*** Block opens ***

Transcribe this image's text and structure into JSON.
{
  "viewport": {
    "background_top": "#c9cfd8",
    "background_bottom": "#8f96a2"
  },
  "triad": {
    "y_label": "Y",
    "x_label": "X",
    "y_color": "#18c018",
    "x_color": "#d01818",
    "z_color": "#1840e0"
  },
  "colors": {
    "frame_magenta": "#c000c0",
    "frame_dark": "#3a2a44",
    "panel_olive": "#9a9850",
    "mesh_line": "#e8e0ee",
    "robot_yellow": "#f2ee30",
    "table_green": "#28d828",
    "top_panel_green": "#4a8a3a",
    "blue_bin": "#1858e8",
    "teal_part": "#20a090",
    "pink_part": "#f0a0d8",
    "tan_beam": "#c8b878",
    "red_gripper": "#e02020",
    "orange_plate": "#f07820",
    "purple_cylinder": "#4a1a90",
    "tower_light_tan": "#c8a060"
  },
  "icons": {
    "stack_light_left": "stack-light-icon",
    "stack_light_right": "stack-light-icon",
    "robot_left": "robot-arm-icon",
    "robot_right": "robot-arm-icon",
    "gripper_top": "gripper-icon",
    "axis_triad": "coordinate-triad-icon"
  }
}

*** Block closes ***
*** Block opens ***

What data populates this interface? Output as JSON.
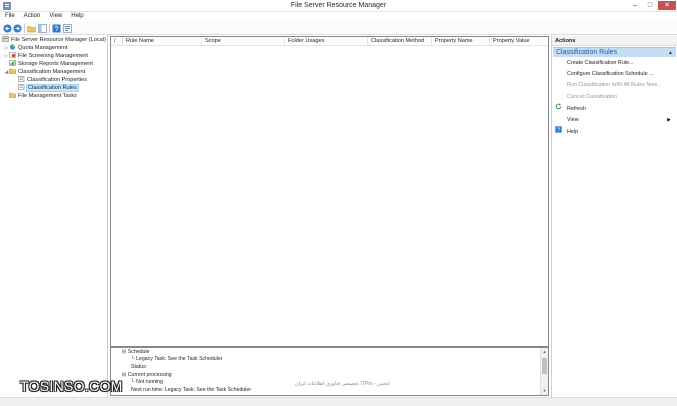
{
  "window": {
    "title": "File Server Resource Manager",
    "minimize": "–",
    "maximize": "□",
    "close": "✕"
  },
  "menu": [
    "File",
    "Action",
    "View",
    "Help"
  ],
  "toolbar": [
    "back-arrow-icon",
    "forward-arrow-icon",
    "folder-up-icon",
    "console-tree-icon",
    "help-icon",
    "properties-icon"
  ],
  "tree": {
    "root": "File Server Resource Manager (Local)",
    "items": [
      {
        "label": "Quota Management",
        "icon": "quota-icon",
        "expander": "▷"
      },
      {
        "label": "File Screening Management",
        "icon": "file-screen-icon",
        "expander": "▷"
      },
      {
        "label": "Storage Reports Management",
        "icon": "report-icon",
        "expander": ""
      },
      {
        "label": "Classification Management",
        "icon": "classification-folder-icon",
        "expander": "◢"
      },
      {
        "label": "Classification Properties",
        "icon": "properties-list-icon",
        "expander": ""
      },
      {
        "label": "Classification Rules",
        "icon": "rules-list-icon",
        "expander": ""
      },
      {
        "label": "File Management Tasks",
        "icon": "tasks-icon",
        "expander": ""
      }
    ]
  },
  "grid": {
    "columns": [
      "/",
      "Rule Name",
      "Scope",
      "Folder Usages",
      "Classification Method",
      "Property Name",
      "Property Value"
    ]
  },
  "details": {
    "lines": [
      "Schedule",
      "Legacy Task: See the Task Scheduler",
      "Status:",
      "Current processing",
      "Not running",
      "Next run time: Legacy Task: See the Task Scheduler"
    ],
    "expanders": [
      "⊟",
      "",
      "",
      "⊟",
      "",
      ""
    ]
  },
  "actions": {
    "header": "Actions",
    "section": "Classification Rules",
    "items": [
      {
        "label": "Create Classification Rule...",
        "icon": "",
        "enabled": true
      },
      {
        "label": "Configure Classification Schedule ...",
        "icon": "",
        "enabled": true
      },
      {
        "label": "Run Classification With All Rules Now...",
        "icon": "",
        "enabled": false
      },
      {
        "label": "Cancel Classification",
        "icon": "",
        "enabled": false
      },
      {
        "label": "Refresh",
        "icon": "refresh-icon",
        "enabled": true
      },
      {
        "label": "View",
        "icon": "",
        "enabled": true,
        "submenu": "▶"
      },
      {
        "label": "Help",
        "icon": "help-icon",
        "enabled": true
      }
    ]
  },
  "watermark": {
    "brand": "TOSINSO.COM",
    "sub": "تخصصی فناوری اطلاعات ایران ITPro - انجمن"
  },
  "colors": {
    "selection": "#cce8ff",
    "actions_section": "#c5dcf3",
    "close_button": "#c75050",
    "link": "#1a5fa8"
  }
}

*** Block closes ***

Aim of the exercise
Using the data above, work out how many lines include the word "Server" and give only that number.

Response to the task
2